Please forward your information to the Boise County Sheriff's Department.
Got A Grant!
by Bruce Reichert
It seems like a bad joke to be writing an article about wildfires in the middle of winter.
So, let me get to the punch line real quick before you turn away. We have $45,000 -- and the assistance of the county’s Disaster Services coordinator -- to help us safeguard our subdivision from wildfires.
That’s the good news. The better news is that, if we spend it wisely, we have a good shot at getting another grant the following year, to finish up the work.
all remember how we felt last summer when the wildfires threatened the subdivisions
In large part that’s because of the BLM land directly west of us. Thankfully, the BLM is starting to take steps to ease the fire danger there and the Board will be working with them to do even more.
But there are things each of us can do, on our own property, to save our homes, and that’s where this $45,000 comes in.
This spring, a wildfire expert and Manager Jim White will make an appointment with you, to see if you want to participate in this project.
If you say “Yes, I’m interested,” they will then analyze what could be done to safeguard your home and offer suggestions. If you’re still in agreement, part of that $45,000 will be used to hire trained personnel to do the work. Perhaps a tree leaning into your house needs to come out or you’re stacking your firewood next to the house. Maybe the undergrowth is getting too dense and needs to be thinned or hit with the “mulcher,” a cool machine that grinds things into mulch.
You’ll have the choice of paying your share or you will have to agree to some “sweat equity,” which might mean a couple of hours of work on the weekend, since this is a matching grant. The contractor will determine how much this will be before you agree to have the work done.
Gordon Ravenscroft, the Disaster Services Coordinator, will be managing the grant and hiring the individuals to do the work. We’re hoping that he and other interested professionals will be available for future discussions with us as we move forward on this important project.
I’ve personally seen a few wildfires up close, in other parts of the state, and they are tremendously destructive. And I’m reminded of something forester Max Muffley said at one of our monthly Board meetings last fall: that in his estimation, Duquette Pines is the subdivision most in peril in this part of the state.
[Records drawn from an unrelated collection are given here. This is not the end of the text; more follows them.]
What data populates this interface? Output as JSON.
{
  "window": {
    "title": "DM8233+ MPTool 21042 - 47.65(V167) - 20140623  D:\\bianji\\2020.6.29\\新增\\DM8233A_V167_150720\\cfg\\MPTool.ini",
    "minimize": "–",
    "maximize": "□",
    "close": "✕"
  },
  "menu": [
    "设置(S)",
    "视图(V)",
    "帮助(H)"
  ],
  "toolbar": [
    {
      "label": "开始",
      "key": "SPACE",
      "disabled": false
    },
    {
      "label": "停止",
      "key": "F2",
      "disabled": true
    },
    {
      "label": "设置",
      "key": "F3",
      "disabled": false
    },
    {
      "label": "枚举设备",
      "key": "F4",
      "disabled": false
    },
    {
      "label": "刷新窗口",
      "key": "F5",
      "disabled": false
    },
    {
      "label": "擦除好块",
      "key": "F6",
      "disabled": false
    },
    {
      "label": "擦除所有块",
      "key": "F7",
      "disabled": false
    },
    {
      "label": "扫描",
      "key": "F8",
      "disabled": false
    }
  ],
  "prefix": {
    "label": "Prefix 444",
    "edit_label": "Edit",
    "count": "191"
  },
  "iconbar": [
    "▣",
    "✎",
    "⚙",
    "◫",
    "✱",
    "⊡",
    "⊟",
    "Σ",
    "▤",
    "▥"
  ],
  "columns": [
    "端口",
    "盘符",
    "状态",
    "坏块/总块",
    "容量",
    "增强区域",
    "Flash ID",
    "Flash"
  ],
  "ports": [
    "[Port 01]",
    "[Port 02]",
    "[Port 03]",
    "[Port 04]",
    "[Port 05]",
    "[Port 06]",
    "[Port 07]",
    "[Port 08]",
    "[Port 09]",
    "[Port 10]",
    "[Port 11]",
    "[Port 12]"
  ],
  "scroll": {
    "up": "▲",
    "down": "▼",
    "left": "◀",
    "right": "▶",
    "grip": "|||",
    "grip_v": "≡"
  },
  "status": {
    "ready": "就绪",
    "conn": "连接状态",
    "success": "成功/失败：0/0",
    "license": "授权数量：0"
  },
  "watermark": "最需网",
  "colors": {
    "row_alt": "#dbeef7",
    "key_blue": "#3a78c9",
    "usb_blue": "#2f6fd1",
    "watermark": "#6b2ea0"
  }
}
But, luckily, it’s not too late to change that equation.
Keep in touch!
DPHOA wants to make sure we know how to contact you should the need arise. For example, we may want to let you know that your water will be shut off while the subdivision’s central water system is being maintained, or contact you about a special meeting.
Please help us to keep you informed by taking a few moments to update your contact information. And, don’t worry, we will not share or distribute this information without your express permission.
Homeowners with access to the Internet may email their information to firstname.lastname@example.org. Alternatively, homeowners may complete the form below, and either give it directly to a board member, or mail it to the address indicated. (Hint – if you are sending in your road and/or water payment, you can put this in the same envelope!)
DPHOA HOMEOWNER CONTACT INFORMATION
Homeowner name(s) ______________________________________
Contact telephone number ______________________________________
Email address ______________________________________
Pines Sub., Block,
Primary mailing address ______________________________________
Form may be mailed to: